■ Problem requirements
Could the listing below be returned exactly, with its pictures left out?

■ Data in this exercise
##########

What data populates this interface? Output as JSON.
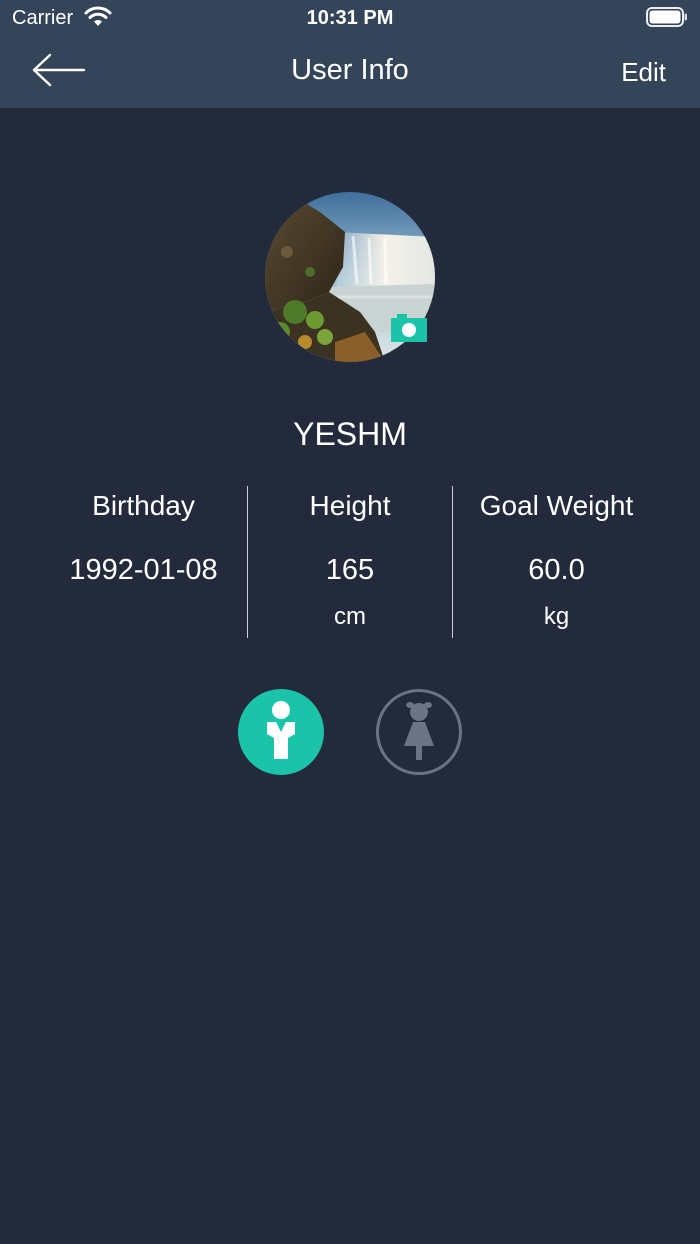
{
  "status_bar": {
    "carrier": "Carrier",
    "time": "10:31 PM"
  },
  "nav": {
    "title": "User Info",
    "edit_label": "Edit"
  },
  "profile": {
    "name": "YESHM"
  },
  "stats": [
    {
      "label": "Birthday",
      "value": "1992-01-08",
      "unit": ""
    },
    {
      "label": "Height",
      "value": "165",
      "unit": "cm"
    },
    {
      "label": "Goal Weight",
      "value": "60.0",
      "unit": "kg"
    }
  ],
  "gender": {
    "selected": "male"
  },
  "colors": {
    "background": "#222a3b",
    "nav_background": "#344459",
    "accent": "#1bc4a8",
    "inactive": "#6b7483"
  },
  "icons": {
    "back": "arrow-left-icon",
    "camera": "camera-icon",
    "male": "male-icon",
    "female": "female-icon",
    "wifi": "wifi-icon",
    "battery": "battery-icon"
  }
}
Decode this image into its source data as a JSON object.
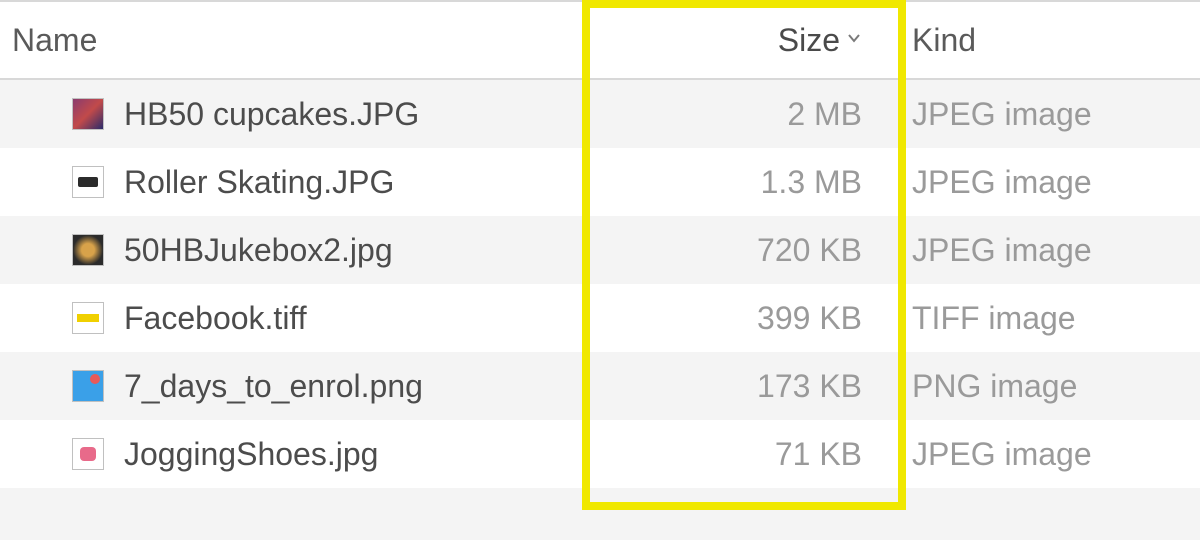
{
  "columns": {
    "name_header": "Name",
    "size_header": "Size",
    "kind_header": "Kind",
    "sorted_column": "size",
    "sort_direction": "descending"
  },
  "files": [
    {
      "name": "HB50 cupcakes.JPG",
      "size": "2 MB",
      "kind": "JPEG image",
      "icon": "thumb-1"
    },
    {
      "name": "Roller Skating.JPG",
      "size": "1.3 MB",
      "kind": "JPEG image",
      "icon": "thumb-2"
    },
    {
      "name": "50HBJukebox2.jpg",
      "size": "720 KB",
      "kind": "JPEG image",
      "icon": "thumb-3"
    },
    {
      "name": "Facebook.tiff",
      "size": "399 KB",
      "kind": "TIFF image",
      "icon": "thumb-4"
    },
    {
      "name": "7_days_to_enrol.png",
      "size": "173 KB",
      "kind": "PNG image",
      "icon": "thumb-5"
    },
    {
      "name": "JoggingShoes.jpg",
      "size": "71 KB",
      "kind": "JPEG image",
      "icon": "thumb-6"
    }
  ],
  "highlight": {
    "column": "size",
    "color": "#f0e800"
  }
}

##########

■ Your solution
What data populates this interface? Output as JSON.
{
  "status_bar": {
    "carrier": "Carrier",
    "time": "10:31 PM"
  },
  "nav": {
    "title": "User Info",
    "edit_label": "Edit"
  },
  "profile": {
    "name": "YESHM"
  },
  "stats": [
    {
      "label": "Birthday",
      "value": "1992-01-08",
      "unit": ""
    },
    {
      "label": "Height",
      "value": "165",
      "unit": "cm"
    },
    {
      "label": "Goal Weight",
      "value": "60.0",
      "unit": "kg"
    }
  ],
  "gender": {
    "selected": "male"
  },
  "colors": {
    "background": "#222a3b",
    "nav_background": "#344459",
    "accent": "#1bc4a8",
    "inactive": "#6b7483"
  },
  "icons": {
    "back": "arrow-left-icon",
    "camera": "camera-icon",
    "male": "male-icon",
    "female": "female-icon",
    "wifi": "wifi-icon",
    "battery": "battery-icon"
  }
}
Decode this image into its source data as a JSON object.
{
  "columns": {
    "name_header": "Name",
    "size_header": "Size",
    "kind_header": "Kind",
    "sorted_column": "size",
    "sort_direction": "descending"
  },
  "files": [
    {
      "name": "HB50 cupcakes.JPG",
      "size": "2 MB",
      "kind": "JPEG image",
      "icon": "thumb-1"
    },
    {
      "name": "Roller Skating.JPG",
      "size": "1.3 MB",
      "kind": "JPEG image",
      "icon": "thumb-2"
    },
    {
      "name": "50HBJukebox2.jpg",
      "size": "720 KB",
      "kind": "JPEG image",
      "icon": "thumb-3"
    },
    {
      "name": "Facebook.tiff",
      "size": "399 KB",
      "kind": "TIFF image",
      "icon": "thumb-4"
    },
    {
      "name": "7_days_to_enrol.png",
      "size": "173 KB",
      "kind": "PNG image",
      "icon": "thumb-5"
    },
    {
      "name": "JoggingShoes.jpg",
      "size": "71 KB",
      "kind": "JPEG image",
      "icon": "thumb-6"
    }
  ],
  "highlight": {
    "column": "size",
    "color": "#f0e800"
  }
}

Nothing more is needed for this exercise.